This report provides the findings from our thematic review into general insurance intermediaries’ professional indemnity. The review was performed to evaluate the individual policies purchased by a sample of firms to assess whether they complied with the requirements in our Handbook.
This project was undertaken to assess the extent to which a sample of 200 general insurance intermediaries met the requirements of MIPRU. We had seen some isolated issues in the course of our reactive supervisory work and had not previously performed any detailed review work in this area.
As such, we wanted to establish the extent to which a sample of intermediaries were complying with these requirements. We also wanted to assess the breadth of the market and availability of cover, considering both what policy limits firms are able to purchase and the extent to which they are able to obtain cover for all the activities they carry out.

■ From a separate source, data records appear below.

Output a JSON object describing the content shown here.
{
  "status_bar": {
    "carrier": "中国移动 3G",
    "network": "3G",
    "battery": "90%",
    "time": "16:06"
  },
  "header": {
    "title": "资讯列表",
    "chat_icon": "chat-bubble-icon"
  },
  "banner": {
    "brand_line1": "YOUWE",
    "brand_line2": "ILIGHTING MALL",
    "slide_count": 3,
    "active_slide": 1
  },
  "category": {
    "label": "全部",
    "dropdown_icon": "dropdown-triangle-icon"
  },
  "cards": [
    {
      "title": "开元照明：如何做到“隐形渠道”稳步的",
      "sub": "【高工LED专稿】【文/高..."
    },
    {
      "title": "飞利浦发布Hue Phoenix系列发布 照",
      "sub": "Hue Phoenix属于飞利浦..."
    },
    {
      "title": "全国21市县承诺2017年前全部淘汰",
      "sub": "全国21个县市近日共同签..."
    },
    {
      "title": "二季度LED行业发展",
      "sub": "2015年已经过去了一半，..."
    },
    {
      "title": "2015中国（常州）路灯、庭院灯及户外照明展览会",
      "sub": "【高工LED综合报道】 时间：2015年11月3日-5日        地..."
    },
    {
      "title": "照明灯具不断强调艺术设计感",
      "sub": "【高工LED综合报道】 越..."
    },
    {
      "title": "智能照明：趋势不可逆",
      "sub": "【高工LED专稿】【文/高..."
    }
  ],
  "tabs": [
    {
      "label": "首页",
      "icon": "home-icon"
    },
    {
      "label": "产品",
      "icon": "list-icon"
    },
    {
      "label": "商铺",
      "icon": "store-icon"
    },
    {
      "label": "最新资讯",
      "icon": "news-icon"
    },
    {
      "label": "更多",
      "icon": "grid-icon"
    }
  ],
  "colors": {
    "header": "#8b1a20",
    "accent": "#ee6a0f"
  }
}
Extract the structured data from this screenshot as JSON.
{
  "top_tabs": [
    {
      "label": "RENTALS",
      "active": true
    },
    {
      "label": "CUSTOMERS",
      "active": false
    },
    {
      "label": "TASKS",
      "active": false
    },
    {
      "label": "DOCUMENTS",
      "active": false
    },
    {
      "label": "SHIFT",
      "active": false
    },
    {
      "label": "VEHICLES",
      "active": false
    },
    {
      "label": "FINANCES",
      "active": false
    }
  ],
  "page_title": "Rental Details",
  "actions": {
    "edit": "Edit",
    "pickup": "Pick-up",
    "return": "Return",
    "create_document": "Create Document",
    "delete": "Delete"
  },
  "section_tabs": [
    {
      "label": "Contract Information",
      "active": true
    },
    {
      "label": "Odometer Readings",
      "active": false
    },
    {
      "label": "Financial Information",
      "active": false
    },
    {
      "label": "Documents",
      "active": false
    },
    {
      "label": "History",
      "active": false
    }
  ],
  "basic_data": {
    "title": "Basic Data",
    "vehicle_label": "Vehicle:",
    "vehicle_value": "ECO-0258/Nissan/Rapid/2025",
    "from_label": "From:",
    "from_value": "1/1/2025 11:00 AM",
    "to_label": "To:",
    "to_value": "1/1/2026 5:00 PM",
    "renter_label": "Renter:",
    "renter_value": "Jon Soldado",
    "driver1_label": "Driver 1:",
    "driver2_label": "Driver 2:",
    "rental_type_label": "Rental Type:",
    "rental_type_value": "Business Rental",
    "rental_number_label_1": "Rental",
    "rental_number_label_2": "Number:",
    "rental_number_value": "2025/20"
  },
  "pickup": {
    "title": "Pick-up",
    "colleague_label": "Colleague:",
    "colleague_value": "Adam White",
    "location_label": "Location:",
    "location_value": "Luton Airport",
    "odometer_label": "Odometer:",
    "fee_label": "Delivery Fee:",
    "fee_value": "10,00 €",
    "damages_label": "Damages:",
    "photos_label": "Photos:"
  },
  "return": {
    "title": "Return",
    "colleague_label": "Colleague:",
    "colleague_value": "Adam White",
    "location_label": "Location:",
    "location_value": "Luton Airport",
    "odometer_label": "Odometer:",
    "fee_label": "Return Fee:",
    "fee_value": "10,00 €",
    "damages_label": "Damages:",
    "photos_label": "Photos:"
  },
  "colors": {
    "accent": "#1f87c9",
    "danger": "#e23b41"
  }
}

Who this applies to
This report applies to all general insurance intermediaries as purchasers of professional indemnity insurance (PII). It also applies to those specialist intermediaries which place the PII of other firms. It also applies to insurers and managing general agents which provide PII products and underwrite this class
The thematic review indicates that there is sufficient breadth within the market to provide choice. In fact, we found that the market for general insurance PII was even wider than market participants thought.
We found that firms were able to obtain cover for high limits of indemnity. In a small number of cases firms did not have the minimum level of cover required by our Handbook or had a policy excess greater than that permitted.
We found that policies contained exclusion clauses which gave us significant concerns as their effect could be to reduce the scope of the cover below that required by MIPRU. The four types of exclusion clause were: Suitability of insurer (11 policies), Unrated insurers (two policies), Non-admitted insurers (13 policies), and Insurer insolvency (140 policies).
We also found a high level of inaccuracies in policies, especially around the scope of cover for Financial Ombudsman awards and for any appointed representative a firm might have.
Where we have seen clear examples of non-compliance with our rules – such as inadequate policy limits or exclusions which exclude all activity – we have raised this with the firms and ensured corrective action is taken. We will also provide brief feedback to those firms within the review where we have concerns about inaccuracies or inadvertent gaps in their policies.
We will engage with the sector through the relevant trade bodies to ensure that the issues emerging from the review are properly understood. This includes our concerns about the exclusion clauses we found in some policies.
We expect general insurance intermediaries that were not included in the review to review their PII policies to ensure that they meet MIPRU requirements.
We also expect insurers and managing general agents that provide PII in this area to review their products in light of the findings in this report to ensure they are consistent with the needs of those intermediaries to whom they are providing cover – including meeting the requirement of MIPRU.